The technological aspect of extracting honey has seemingly stuck to archaic traditions – that is till now. A father-and-son duo Stuart and Cedar Anderson has ingeniously crafted their version of a contraption that can harvest honey from hives, without disturbing the natural tendency and scope of the bees themselves. Christened aptly as ‘Flow Hive‘, the design boasts of a wooden form with special honeycombed frames inside the structure and a tap-like mechanism (with spigot) that discharges ‘honey on demand’.
So, the question naturally arises – how does the setup work? Well, the aforementioned honeycomb frames (which are man-made) plays an important role in the process. To that end, the bees on recognizing such familiar shapes of honeycombs, have a tendency to ‘complete’ the comb compartments with their organic wax. These cells are then crammed with honey and naturally sealed by the insects.

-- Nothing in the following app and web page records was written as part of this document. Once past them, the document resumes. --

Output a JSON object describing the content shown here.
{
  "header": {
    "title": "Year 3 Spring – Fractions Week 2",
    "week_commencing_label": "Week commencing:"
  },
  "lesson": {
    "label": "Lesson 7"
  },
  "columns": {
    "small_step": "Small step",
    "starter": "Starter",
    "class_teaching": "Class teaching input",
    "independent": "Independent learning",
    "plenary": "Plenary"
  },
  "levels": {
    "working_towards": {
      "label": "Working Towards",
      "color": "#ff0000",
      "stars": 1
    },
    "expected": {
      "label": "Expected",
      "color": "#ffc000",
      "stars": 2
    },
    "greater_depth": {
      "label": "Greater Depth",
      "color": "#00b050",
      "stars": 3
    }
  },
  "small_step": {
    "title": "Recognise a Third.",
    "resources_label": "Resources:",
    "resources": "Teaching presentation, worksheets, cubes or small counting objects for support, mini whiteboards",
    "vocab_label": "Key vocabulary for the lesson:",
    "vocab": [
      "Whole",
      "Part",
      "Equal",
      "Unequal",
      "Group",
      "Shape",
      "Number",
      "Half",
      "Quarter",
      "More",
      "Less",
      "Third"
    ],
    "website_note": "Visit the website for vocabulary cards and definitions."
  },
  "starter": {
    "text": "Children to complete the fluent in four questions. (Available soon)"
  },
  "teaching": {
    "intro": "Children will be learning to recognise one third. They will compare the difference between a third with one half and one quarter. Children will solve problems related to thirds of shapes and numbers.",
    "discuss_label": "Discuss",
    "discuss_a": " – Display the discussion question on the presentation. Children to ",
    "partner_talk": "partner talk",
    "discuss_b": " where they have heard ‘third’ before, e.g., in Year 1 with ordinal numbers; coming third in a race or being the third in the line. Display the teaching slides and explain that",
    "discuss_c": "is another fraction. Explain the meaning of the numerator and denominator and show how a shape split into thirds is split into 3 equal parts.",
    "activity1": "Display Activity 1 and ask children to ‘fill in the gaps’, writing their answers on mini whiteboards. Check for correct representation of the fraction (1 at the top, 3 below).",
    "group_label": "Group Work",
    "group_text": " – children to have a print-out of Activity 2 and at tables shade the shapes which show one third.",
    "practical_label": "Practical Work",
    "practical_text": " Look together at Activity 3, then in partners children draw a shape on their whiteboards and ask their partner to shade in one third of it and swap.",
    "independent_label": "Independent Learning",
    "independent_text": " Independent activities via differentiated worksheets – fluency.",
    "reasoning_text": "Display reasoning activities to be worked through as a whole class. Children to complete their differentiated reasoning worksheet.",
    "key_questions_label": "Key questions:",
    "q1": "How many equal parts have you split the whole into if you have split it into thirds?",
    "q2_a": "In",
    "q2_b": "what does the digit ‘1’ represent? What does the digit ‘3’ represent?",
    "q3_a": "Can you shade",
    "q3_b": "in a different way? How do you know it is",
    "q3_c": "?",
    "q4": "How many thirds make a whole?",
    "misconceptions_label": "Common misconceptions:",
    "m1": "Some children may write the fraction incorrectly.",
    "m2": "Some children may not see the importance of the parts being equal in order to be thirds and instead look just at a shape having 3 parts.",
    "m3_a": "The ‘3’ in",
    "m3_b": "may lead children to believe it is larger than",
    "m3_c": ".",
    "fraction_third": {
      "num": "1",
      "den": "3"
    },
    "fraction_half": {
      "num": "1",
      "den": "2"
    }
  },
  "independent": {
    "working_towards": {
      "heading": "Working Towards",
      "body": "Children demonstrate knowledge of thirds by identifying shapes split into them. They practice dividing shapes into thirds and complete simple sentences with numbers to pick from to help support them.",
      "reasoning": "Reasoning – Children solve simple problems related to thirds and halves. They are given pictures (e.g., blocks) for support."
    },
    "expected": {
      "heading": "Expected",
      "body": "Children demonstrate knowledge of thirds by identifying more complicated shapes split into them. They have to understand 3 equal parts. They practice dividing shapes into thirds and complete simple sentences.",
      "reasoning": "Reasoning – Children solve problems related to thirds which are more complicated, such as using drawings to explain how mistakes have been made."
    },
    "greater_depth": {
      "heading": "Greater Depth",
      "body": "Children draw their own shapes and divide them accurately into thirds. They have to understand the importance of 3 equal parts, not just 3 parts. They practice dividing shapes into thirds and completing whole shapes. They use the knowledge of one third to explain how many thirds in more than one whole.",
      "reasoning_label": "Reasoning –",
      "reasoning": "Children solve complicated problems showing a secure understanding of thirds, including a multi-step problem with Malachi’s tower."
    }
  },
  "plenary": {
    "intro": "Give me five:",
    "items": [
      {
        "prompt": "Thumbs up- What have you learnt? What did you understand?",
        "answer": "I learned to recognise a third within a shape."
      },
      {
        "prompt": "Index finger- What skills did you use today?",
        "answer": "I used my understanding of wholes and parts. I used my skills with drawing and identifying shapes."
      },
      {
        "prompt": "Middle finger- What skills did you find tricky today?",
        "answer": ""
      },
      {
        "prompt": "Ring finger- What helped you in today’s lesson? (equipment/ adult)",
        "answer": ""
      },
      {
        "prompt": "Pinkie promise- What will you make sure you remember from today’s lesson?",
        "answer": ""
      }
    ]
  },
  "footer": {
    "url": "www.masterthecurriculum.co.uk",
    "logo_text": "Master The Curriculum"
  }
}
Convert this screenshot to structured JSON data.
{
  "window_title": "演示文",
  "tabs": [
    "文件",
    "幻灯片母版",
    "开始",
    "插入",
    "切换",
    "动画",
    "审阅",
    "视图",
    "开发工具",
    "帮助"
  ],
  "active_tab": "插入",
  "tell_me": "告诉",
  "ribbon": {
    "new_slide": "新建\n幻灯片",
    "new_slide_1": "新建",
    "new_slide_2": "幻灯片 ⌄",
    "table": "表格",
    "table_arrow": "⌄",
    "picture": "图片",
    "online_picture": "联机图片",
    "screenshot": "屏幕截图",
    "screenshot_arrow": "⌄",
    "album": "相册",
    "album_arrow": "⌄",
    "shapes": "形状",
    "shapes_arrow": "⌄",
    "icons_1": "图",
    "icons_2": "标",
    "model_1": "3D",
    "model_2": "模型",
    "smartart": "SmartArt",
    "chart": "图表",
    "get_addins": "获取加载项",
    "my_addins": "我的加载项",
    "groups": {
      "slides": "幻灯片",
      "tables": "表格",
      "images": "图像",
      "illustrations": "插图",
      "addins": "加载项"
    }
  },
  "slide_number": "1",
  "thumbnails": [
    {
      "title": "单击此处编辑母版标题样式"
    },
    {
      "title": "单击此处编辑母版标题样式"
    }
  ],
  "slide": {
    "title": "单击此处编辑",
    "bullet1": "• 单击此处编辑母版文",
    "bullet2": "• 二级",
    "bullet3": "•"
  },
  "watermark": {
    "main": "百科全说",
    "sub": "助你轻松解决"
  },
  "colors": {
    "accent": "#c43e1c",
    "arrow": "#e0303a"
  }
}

Now, when the user turns the spigot mechanism, a motional impact forces these cells to break vertically – thus allowing the stored honey to flow outside. This flow is oriented by specific channels that ultimately conduct the honey into a separate trough at the bottom of the Flow Hive device. One can place jars below the ‘taps’ from this trough, which makes it pretty easy to collect the naturally contrived honey.
In case you are wondering, on turning the spigot to its original position sort of resets the comb into its pre-state. The bees then again repeat their organic procedure, which furthermore leads to cyclic manufacturing and collection of honey.
And the good news is – this ingenious contrivance has deservedly received an incredible crowd-funded backing over at Indiegogo with over $2 million raised (out of just $70,000 goal), with 41 days still to go. Pricing starts from $600 for a fully-working Flow Hive device.